[Dataset rows for apps and sites]
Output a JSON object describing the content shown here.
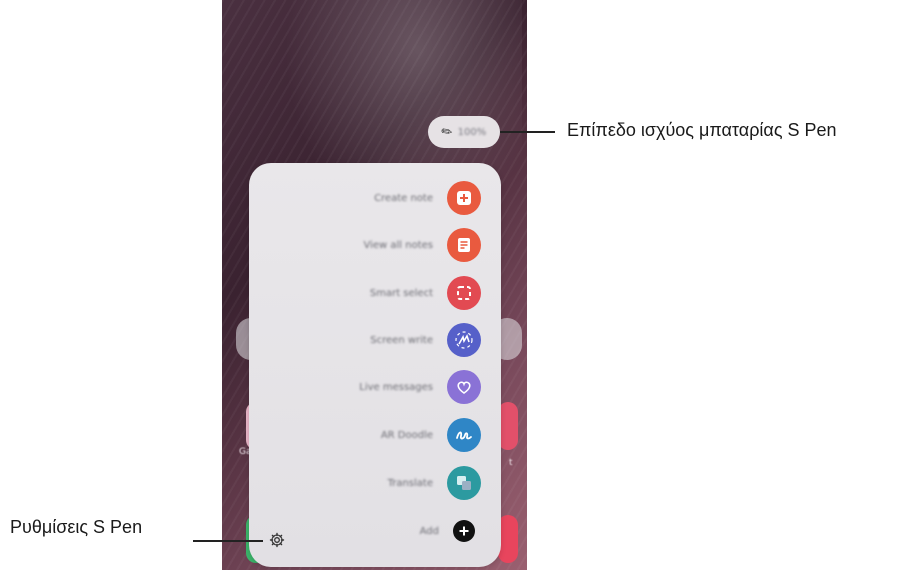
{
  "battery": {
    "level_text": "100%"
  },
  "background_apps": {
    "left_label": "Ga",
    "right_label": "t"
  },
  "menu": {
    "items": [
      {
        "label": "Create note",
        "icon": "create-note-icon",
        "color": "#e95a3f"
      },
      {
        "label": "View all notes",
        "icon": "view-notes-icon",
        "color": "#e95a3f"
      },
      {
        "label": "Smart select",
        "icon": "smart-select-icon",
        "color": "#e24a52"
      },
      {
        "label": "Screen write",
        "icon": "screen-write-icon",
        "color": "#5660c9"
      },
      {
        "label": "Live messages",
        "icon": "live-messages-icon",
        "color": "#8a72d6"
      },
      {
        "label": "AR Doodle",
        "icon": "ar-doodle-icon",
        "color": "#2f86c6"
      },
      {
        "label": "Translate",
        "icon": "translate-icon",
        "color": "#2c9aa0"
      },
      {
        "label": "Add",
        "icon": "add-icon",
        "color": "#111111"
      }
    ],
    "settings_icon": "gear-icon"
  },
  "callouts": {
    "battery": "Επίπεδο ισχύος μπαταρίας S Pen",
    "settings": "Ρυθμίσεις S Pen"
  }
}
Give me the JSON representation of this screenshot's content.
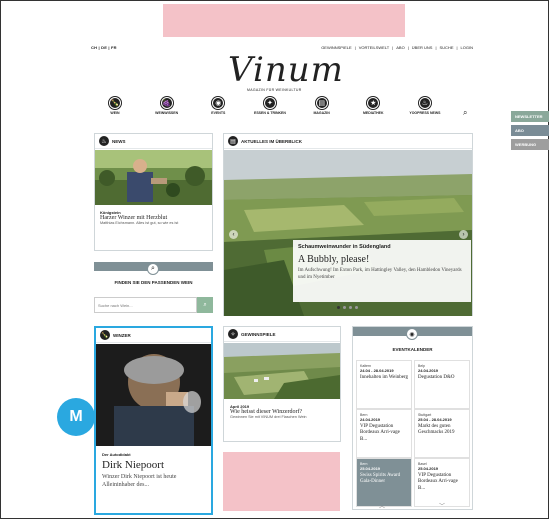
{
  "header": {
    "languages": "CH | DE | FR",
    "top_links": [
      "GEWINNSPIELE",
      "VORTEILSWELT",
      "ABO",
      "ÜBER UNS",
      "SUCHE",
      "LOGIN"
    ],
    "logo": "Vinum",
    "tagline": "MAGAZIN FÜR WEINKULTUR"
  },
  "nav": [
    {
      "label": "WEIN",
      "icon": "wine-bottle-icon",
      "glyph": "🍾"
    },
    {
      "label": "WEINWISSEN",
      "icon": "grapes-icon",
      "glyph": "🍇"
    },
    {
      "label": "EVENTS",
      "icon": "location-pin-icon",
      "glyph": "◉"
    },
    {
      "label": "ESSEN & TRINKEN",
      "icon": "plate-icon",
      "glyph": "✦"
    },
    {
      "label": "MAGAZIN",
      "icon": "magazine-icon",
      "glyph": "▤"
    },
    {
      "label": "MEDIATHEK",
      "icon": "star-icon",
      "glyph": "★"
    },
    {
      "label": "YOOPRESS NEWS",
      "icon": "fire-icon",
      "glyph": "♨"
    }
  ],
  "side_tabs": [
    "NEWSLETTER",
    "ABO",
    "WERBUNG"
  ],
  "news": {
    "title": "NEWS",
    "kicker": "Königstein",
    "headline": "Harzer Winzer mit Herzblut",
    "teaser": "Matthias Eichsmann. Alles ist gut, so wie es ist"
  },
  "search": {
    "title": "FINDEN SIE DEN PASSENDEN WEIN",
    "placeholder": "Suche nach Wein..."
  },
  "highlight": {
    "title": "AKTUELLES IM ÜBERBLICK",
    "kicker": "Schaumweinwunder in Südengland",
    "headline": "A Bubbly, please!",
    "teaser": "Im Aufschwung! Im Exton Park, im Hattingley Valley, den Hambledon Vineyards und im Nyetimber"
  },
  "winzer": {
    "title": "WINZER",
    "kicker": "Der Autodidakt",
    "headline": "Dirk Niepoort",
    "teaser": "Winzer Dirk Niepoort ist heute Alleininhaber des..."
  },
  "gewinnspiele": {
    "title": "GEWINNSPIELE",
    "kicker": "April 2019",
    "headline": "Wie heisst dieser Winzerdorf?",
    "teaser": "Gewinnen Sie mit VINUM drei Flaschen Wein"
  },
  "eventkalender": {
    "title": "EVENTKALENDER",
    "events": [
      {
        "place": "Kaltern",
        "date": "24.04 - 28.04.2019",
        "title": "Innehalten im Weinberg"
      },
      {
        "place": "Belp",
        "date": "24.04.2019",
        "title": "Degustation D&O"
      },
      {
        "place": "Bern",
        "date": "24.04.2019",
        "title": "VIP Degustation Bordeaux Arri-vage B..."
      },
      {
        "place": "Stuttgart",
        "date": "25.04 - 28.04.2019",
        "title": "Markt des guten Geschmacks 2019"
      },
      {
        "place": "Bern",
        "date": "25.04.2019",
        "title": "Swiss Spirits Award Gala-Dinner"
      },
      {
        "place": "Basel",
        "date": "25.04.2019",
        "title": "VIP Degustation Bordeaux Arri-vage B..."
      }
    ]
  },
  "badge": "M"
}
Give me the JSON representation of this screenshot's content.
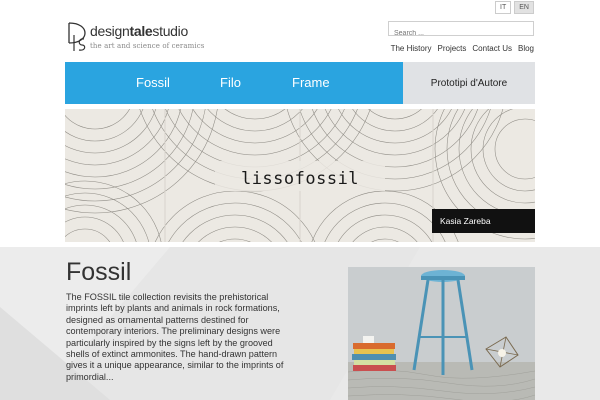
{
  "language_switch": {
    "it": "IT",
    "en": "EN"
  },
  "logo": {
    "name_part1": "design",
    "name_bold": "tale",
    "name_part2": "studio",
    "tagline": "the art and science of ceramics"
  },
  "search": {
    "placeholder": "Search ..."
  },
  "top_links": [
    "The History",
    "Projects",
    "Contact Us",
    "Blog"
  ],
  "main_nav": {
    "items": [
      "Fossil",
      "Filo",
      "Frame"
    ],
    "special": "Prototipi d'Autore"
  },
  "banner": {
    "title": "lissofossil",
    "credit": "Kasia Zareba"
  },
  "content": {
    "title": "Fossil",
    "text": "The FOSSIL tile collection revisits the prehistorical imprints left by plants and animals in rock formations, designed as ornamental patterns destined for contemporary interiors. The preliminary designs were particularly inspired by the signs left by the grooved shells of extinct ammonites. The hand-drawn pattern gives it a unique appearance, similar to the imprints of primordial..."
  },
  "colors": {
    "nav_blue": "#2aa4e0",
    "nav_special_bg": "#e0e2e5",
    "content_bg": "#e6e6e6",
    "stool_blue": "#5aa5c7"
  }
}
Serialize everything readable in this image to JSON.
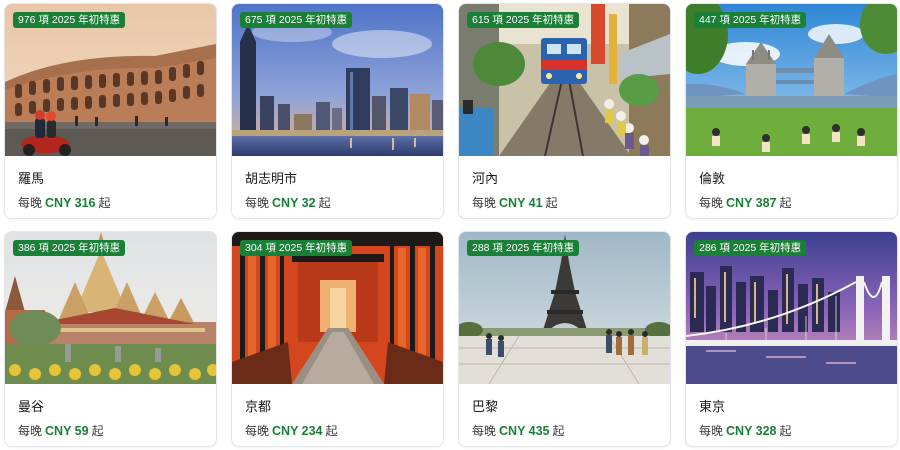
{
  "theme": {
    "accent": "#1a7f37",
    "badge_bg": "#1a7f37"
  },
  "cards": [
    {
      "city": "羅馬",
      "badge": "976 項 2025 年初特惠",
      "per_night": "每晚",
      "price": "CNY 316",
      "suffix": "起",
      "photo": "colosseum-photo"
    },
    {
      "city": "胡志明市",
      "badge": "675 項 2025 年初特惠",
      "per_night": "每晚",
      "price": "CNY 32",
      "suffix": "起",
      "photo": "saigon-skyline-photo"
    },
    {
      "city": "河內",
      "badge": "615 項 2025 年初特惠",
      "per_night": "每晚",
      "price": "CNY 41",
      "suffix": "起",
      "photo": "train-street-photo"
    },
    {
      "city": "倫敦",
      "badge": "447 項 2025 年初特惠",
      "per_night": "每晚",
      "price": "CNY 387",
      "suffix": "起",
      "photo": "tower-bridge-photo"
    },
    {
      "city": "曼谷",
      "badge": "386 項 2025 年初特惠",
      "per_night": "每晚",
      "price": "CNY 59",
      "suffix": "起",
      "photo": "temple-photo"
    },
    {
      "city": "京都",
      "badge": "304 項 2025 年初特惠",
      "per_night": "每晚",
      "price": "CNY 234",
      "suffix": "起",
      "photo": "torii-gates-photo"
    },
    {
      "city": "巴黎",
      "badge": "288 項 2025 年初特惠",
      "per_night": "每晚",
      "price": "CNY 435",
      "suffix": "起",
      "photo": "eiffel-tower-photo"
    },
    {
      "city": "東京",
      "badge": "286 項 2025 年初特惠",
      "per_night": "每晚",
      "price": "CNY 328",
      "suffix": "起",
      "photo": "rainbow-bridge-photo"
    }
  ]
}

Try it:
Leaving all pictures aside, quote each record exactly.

Task result:
Output a JSON object describing the content shown here.
{
  "battery": {
    "level_text": "100%"
  },
  "background_apps": {
    "left_label": "Ga",
    "right_label": "t"
  },
  "menu": {
    "items": [
      {
        "label": "Create note",
        "icon": "create-note-icon",
        "color": "#e95a3f"
      },
      {
        "label": "View all notes",
        "icon": "view-notes-icon",
        "color": "#e95a3f"
      },
      {
        "label": "Smart select",
        "icon": "smart-select-icon",
        "color": "#e24a52"
      },
      {
        "label": "Screen write",
        "icon": "screen-write-icon",
        "color": "#5660c9"
      },
      {
        "label": "Live messages",
        "icon": "live-messages-icon",
        "color": "#8a72d6"
      },
      {
        "label": "AR Doodle",
        "icon": "ar-doodle-icon",
        "color": "#2f86c6"
      },
      {
        "label": "Translate",
        "icon": "translate-icon",
        "color": "#2c9aa0"
      },
      {
        "label": "Add",
        "icon": "add-icon",
        "color": "#111111"
      }
    ],
    "settings_icon": "gear-icon"
  },
  "callouts": {
    "battery": "Επίπεδο ισχύος μπαταρίας S Pen",
    "settings": "Ρυθμίσεις S Pen"
  }
}
Give me the JSON representation of this screenshot's content.
{
  "header": {
    "languages": "CH | DE | FR",
    "top_links": [
      "GEWINNSPIELE",
      "VORTEILSWELT",
      "ABO",
      "ÜBER UNS",
      "SUCHE",
      "LOGIN"
    ],
    "logo": "Vinum",
    "tagline": "MAGAZIN FÜR WEINKULTUR"
  },
  "nav": [
    {
      "label": "WEIN",
      "icon": "wine-bottle-icon",
      "glyph": "🍾"
    },
    {
      "label": "WEINWISSEN",
      "icon": "grapes-icon",
      "glyph": "🍇"
    },
    {
      "label": "EVENTS",
      "icon": "location-pin-icon",
      "glyph": "◉"
    },
    {
      "label": "ESSEN & TRINKEN",
      "icon": "plate-icon",
      "glyph": "✦"
    },
    {
      "label": "MAGAZIN",
      "icon": "magazine-icon",
      "glyph": "▤"
    },
    {
      "label": "MEDIATHEK",
      "icon": "star-icon",
      "glyph": "★"
    },
    {
      "label": "YOOPRESS NEWS",
      "icon": "fire-icon",
      "glyph": "♨"
    }
  ],
  "side_tabs": [
    "NEWSLETTER",
    "ABO",
    "WERBUNG"
  ],
  "news": {
    "title": "NEWS",
    "kicker": "Königstein",
    "headline": "Harzer Winzer mit Herzblut",
    "teaser": "Matthias Eichsmann. Alles ist gut, so wie es ist"
  },
  "search": {
    "title": "FINDEN SIE DEN PASSENDEN WEIN",
    "placeholder": "Suche nach Wein..."
  },
  "highlight": {
    "title": "AKTUELLES IM ÜBERBLICK",
    "kicker": "Schaumweinwunder in Südengland",
    "headline": "A Bubbly, please!",
    "teaser": "Im Aufschwung! Im Exton Park, im Hattingley Valley, den Hambledon Vineyards und im Nyetimber"
  },
  "winzer": {
    "title": "WINZER",
    "kicker": "Der Autodidakt",
    "headline": "Dirk Niepoort",
    "teaser": "Winzer Dirk Niepoort ist heute Alleininhaber des..."
  },
  "gewinnspiele": {
    "title": "GEWINNSPIELE",
    "kicker": "April 2019",
    "headline": "Wie heisst dieser Winzerdorf?",
    "teaser": "Gewinnen Sie mit VINUM drei Flaschen Wein"
  },
  "eventkalender": {
    "title": "EVENTKALENDER",
    "events": [
      {
        "place": "Kaltern",
        "date": "24.04 - 28.04.2019",
        "title": "Innehalten im Weinberg"
      },
      {
        "place": "Belp",
        "date": "24.04.2019",
        "title": "Degustation D&O"
      },
      {
        "place": "Bern",
        "date": "24.04.2019",
        "title": "VIP Degustation Bordeaux Arri-vage B..."
      },
      {
        "place": "Stuttgart",
        "date": "25.04 - 28.04.2019",
        "title": "Markt des guten Geschmacks 2019"
      },
      {
        "place": "Bern",
        "date": "25.04.2019",
        "title": "Swiss Spirits Award Gala-Dinner"
      },
      {
        "place": "Basel",
        "date": "25.04.2019",
        "title": "VIP Degustation Bordeaux Arri-vage B..."
      }
    ]
  },
  "badge": "M"
}
Give me the JSON representation of this screenshot's content.
{
  "language_switch": {
    "it": "IT",
    "en": "EN"
  },
  "logo": {
    "name_part1": "design",
    "name_bold": "tale",
    "name_part2": "studio",
    "tagline": "the art and science of ceramics"
  },
  "search": {
    "placeholder": "Search ..."
  },
  "top_links": [
    "The History",
    "Projects",
    "Contact Us",
    "Blog"
  ],
  "main_nav": {
    "items": [
      "Fossil",
      "Filo",
      "Frame"
    ],
    "special": "Prototipi d'Autore"
  },
  "banner": {
    "title": "lissofossil",
    "credit": "Kasia Zareba"
  },
  "content": {
    "title": "Fossil",
    "text": "The FOSSIL tile collection revisits the prehistorical imprints left by plants and animals in rock formations, designed as ornamental patterns destined for contemporary interiors. The preliminary designs were particularly inspired by the signs left by the grooved shells of extinct ammonites. The hand-drawn pattern gives it a unique appearance, similar to the imprints of primordial..."
  },
  "colors": {
    "nav_blue": "#2aa4e0",
    "nav_special_bg": "#e0e2e5",
    "content_bg": "#e6e6e6",
    "stool_blue": "#5aa5c7"
  }
}
Serialize everything readable in this image to JSON.
{
  "theme": {
    "accent": "#1a7f37",
    "badge_bg": "#1a7f37"
  },
  "cards": [
    {
      "city": "羅馬",
      "badge": "976 項 2025 年初特惠",
      "per_night": "每晚",
      "price": "CNY 316",
      "suffix": "起",
      "photo": "colosseum-photo"
    },
    {
      "city": "胡志明市",
      "badge": "675 項 2025 年初特惠",
      "per_night": "每晚",
      "price": "CNY 32",
      "suffix": "起",
      "photo": "saigon-skyline-photo"
    },
    {
      "city": "河內",
      "badge": "615 項 2025 年初特惠",
      "per_night": "每晚",
      "price": "CNY 41",
      "suffix": "起",
      "photo": "train-street-photo"
    },
    {
      "city": "倫敦",
      "badge": "447 項 2025 年初特惠",
      "per_night": "每晚",
      "price": "CNY 387",
      "suffix": "起",
      "photo": "tower-bridge-photo"
    },
    {
      "city": "曼谷",
      "badge": "386 項 2025 年初特惠",
      "per_night": "每晚",
      "price": "CNY 59",
      "suffix": "起",
      "photo": "temple-photo"
    },
    {
      "city": "京都",
      "badge": "304 項 2025 年初特惠",
      "per_night": "每晚",
      "price": "CNY 234",
      "suffix": "起",
      "photo": "torii-gates-photo"
    },
    {
      "city": "巴黎",
      "badge": "288 項 2025 年初特惠",
      "per_night": "每晚",
      "price": "CNY 435",
      "suffix": "起",
      "photo": "eiffel-tower-photo"
    },
    {
      "city": "東京",
      "badge": "286 項 2025 年初特惠",
      "per_night": "每晚",
      "price": "CNY 328",
      "suffix": "起",
      "photo": "rainbow-bridge-photo"
    }
  ]
}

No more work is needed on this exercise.